George's untimely death is tragic at so many levels, both personal and professional, and his Facebook page has literally hundreds of wallposts from friends from all over. As a filmmaker he first made his name with the Emmy Award-winning Hearts of Darkness documentary taken from Eleanor Coppola's Apocalypse Now behind the scenes footage, and he was known for The Man from Elysian Fields (directing James Coburn, Anjelica Huston and, for God's sake, Mick Jagger, among others) and Factory Girl (a resonant vision of the 1960's Andy Warhol) along with his extraordinary series of black and white Web videos with major actors in support of the Writer's Strike several years ago.

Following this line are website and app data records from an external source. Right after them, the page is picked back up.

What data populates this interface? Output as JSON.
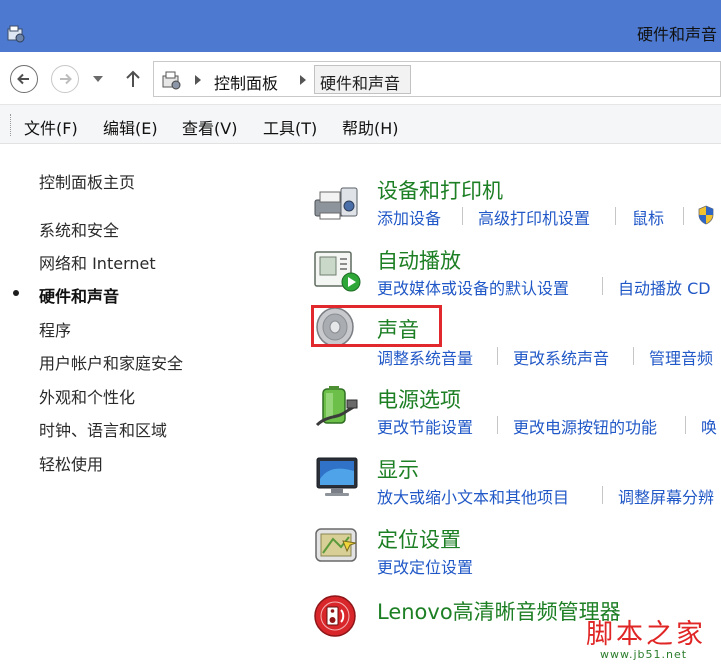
{
  "window": {
    "title": "硬件和声音"
  },
  "address_bar": {
    "breadcrumbs": [
      "控制面板",
      "硬件和声音"
    ]
  },
  "menu": {
    "items": [
      "文件(F)",
      "编辑(E)",
      "查看(V)",
      "工具(T)",
      "帮助(H)"
    ]
  },
  "sidebar": {
    "items": [
      {
        "label": "控制面板主页"
      },
      {
        "label": "系统和安全"
      },
      {
        "label": "网络和 Internet"
      },
      {
        "label": "硬件和声音",
        "current": true
      },
      {
        "label": "程序"
      },
      {
        "label": "用户帐户和家庭安全"
      },
      {
        "label": "外观和个性化"
      },
      {
        "label": "时钟、语言和区域"
      },
      {
        "label": "轻松使用"
      }
    ]
  },
  "categories": [
    {
      "title": "设备和打印机",
      "icon": "printer-icon",
      "links": [
        "添加设备",
        "高级打印机设置",
        "鼠标"
      ]
    },
    {
      "title": "自动播放",
      "icon": "autoplay-icon",
      "links": [
        "更改媒体或设备的默认设置",
        "自动播放 CD"
      ]
    },
    {
      "title": "声音",
      "icon": "speaker-icon",
      "links": [
        "调整系统音量",
        "更改系统声音",
        "管理音频"
      ]
    },
    {
      "title": "电源选项",
      "icon": "battery-icon",
      "links": [
        "更改节能设置",
        "更改电源按钮的功能",
        "唤"
      ]
    },
    {
      "title": "显示",
      "icon": "monitor-icon",
      "links": [
        "放大或缩小文本和其他项目",
        "调整屏幕分辨"
      ]
    },
    {
      "title": "定位设置",
      "icon": "location-icon",
      "links": [
        "更改定位设置"
      ]
    },
    {
      "title": "Lenovo高清晰音频管理器",
      "icon": "audio-manager-icon",
      "links": []
    }
  ],
  "watermark": {
    "text": "脚本之家",
    "url": "www.jb51.net"
  },
  "colors": {
    "titlebar": "#4d7ad0",
    "category_title": "#1d7f24",
    "link": "#2158c7",
    "highlight_box": "#e0282d",
    "watermark": "#e02525"
  }
}
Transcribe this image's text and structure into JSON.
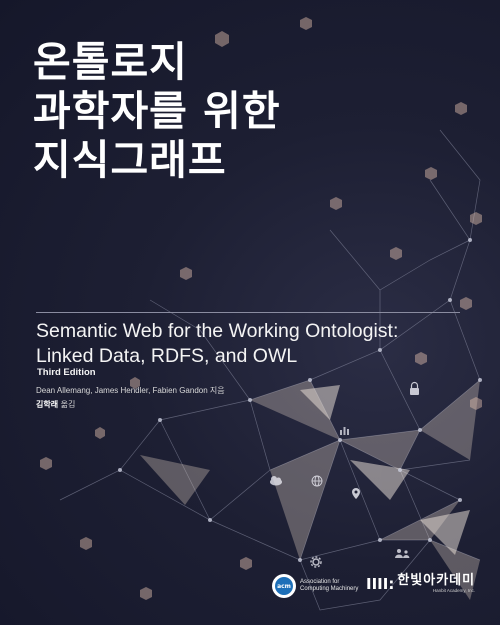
{
  "title_lines": [
    "온톨로지",
    "과학자를 위한",
    "지식그래프"
  ],
  "subtitle_lines": [
    "Semantic Web for the Working Ontologist:",
    "Linked Data, RDFS, and OWL"
  ],
  "edition": "Third Edition",
  "authors": "Dean Allemang, James Hendler, Fabien Gandon 지음",
  "translator_name": "김학래",
  "translator_role": "옮김",
  "acm": {
    "logo": "acm",
    "line1": "Association for",
    "line2": "Computing Machinery"
  },
  "publisher": {
    "mark": "IIII:",
    "name": "한빛아카데미",
    "tagline": "Hanbit Academy, Inc."
  },
  "colors": {
    "background": "#1a1c2e",
    "title": "#ffffff",
    "acm_blue": "#1d6fb8"
  },
  "icons": [
    "network-graph-illustration",
    "lock-icon",
    "location-pin-icon",
    "cloud-icon",
    "globe-icon",
    "users-icon",
    "gear-icon",
    "chart-icon"
  ]
}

Casino Jack, which I saw with George by his invitation at a private screening at CAA along with several other excellent filmmakers, is brilliant in being both raucously funny and a reliable telling of a true story, how Jack Abramoff fed the Bush-era GOP with scandalously dirty money. During the screening George would occasionally interject, to our laughter of disbelief, "That really happened." So one tragic aspect of this loss is that he died on the eve of his greatest triumph, an actor's director in an age of special effects directors, and there's no telling what he might have achieved with his new-found cachet.
It's a personal loss, moreso for friends of mine who have known George longer, but nonetheless as someone who was always engaging, personally solicitous and ever-ready to help with a needed connection or advice. And, of course, the greatest loss of all for his family, particularly his boy.
If you want to know what people who worked with him, received encouragement from him, sparred with him on the Web (where he was a participant in cinematic discussions) or simply knew him from his work or writing, check out these comments on Deadline and Hollywood Elsewhere. And here's George in his own words from Hollywood Elsewhere as well.
Rest in Peace, George. We lost you too soon.